“Coco Chanel Biography: The Woman Who Changed The World Of Fashion”. Astrum People. 1 November 2017. Web.
“Coco Chanel..Blog #2”. Women’s and Gender Studies Blog. 11 October 2007. Web.
“Coco Chanel’s Feminist Progress Through Fashion”. Bellatory. 29 August 2017. Web.
“Gabrielle ‘Coco’ Chanel”. Entrepreneur Middle East. Web.
Graj, Simon. “Coco Chanel: Personal Branding Legend”. Forbes. 20 February 2013. Web.
Jones, Barbara. “Coco Chanel (Part One)”. The Enchanted Manor, 19 August 2015. Web.
Latham, Angela J. “Posing a Threat: Flappers, Chorus Girls, and other Brazen Performers of the American 1920s”. Hanover NH: University Press of New England. Print.
Muller-Ramirez, Nina. “Coco Chanel. Her life, lifestyle and fashion”. Grin. 2000. Web.
Pandit, Sharwari. “Of History, Coco and the Little Black Dress”. Critical Twenties. 17 July 2015. Web.
Picardie, Justine. “The Secret Life of Coco Chanel”. Harper’s Bazaar. 11 July 2011. Web.
Sischy, Ingrid. “The Designer Coco Chanel”. Time. 8 June 1998. Web
 “The World’s Most Valuable Brands – #87 Chanel”. Forbes. May 2017. Web.
Wollen, Peter. “Cinema/Americanism/the Robot”. Indiana University

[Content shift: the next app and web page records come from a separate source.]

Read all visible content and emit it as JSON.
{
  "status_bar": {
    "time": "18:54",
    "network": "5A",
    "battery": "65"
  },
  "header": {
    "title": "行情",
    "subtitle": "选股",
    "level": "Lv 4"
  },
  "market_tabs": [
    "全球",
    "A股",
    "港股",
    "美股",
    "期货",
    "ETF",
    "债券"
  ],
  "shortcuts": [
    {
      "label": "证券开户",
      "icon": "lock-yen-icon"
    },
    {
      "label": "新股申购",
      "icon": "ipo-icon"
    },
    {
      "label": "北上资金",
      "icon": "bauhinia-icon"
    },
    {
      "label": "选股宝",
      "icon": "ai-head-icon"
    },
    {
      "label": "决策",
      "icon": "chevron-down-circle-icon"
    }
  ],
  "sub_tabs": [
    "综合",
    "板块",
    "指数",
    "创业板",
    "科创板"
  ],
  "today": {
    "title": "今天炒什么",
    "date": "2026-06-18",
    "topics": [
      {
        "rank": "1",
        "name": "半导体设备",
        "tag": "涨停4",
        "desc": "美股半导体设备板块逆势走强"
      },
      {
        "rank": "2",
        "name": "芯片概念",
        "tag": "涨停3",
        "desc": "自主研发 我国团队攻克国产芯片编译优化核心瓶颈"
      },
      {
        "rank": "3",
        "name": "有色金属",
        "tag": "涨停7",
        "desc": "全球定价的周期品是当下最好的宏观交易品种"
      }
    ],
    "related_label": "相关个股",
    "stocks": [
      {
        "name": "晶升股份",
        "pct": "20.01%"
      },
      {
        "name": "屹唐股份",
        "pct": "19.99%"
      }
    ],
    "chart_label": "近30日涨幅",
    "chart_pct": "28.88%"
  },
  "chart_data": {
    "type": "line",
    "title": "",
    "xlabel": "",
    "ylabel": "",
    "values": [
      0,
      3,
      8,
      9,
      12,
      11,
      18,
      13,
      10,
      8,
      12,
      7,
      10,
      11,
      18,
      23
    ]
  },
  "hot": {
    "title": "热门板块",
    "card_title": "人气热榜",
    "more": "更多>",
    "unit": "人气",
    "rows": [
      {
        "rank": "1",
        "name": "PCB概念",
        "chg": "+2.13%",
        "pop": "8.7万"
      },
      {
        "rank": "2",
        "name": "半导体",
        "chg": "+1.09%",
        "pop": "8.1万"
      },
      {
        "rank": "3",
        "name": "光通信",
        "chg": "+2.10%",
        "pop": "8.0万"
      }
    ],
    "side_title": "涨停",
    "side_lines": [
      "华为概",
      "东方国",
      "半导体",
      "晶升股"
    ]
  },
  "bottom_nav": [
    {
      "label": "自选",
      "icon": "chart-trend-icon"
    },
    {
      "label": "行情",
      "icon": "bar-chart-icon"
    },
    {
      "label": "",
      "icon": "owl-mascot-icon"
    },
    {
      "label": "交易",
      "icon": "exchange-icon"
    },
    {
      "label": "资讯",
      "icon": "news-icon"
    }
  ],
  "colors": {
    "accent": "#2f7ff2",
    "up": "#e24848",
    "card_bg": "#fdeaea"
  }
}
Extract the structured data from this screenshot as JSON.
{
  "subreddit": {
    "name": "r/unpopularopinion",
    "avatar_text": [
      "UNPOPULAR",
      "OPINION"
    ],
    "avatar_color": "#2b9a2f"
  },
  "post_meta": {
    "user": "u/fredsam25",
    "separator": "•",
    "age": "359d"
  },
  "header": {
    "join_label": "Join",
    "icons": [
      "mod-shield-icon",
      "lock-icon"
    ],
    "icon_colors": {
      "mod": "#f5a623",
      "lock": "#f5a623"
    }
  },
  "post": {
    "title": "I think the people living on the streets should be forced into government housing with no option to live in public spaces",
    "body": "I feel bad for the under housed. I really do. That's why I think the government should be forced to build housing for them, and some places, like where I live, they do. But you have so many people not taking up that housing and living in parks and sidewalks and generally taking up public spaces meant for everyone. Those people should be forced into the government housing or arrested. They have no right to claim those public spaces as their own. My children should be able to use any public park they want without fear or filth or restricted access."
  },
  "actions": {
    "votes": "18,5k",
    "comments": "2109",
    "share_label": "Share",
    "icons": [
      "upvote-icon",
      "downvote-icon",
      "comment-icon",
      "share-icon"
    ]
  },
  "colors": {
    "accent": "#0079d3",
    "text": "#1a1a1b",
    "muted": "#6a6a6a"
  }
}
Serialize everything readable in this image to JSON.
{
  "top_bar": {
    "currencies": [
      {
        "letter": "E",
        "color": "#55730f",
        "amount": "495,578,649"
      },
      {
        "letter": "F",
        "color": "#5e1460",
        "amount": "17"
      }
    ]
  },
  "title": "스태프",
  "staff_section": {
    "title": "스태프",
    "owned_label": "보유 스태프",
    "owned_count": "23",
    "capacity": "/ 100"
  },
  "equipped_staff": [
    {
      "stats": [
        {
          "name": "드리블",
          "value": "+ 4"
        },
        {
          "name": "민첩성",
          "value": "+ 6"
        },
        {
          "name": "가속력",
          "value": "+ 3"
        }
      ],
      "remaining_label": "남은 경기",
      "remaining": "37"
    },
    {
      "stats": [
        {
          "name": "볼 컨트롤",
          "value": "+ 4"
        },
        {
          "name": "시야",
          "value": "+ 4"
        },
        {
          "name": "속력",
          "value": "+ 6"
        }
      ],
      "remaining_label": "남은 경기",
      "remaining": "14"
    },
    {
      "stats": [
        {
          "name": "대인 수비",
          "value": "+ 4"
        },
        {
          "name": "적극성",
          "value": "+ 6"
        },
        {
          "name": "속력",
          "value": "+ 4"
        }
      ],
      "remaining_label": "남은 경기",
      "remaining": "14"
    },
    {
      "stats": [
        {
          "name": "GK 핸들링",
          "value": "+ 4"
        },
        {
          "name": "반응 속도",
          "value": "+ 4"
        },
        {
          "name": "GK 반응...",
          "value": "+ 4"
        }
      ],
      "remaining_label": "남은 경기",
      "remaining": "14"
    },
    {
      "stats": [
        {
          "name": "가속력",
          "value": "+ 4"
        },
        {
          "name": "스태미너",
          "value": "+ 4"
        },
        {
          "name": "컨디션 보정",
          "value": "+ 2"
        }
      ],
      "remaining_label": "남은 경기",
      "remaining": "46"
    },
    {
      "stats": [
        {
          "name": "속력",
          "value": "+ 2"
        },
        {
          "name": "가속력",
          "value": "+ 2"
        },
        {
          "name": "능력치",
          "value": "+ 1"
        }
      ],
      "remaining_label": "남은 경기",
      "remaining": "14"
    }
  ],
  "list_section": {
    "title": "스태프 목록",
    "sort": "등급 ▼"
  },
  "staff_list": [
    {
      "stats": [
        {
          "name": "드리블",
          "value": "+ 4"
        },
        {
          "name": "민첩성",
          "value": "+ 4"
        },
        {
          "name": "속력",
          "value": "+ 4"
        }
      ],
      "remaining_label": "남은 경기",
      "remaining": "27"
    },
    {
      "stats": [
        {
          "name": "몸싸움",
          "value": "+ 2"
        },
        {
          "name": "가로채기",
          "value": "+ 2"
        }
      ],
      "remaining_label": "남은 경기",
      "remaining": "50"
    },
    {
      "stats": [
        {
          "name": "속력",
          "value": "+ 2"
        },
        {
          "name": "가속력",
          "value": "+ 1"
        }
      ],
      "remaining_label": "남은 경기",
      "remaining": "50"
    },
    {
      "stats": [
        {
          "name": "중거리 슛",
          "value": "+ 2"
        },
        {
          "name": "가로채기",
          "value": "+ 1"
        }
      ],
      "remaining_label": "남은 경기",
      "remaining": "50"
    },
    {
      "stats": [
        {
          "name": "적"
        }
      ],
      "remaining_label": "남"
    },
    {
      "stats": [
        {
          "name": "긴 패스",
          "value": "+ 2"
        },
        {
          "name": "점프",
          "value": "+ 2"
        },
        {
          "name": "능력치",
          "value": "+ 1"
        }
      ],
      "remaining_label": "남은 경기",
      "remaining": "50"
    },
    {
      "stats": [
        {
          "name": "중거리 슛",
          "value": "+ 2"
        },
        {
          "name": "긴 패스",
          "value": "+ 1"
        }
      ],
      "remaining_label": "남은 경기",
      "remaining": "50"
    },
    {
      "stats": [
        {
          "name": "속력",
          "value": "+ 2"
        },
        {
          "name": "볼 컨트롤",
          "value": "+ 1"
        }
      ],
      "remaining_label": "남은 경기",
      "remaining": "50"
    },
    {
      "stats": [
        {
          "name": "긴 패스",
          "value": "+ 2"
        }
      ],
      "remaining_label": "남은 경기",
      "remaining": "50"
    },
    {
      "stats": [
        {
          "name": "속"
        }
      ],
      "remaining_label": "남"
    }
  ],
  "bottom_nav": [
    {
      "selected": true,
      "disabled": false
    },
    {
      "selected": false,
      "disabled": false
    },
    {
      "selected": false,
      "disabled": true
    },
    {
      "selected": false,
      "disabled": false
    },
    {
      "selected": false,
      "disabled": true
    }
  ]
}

Leave a Reply

Fill in your details below or click an icon to log in:

WordPress.com Logo

You are commenting using your WordPress.com account. Log Out /  Change )

Google+ photo

You are commenting using your Google+ account. Log Out /  Change )

Twitter picture

You are commenting using your Twitter account. Log Out /  Change )

Facebook photo

You are commenting using your Facebook account. Log Out /  Change )

Connecting to %s

This site uses Akismet to reduce spam. Learn how your comment data is processed.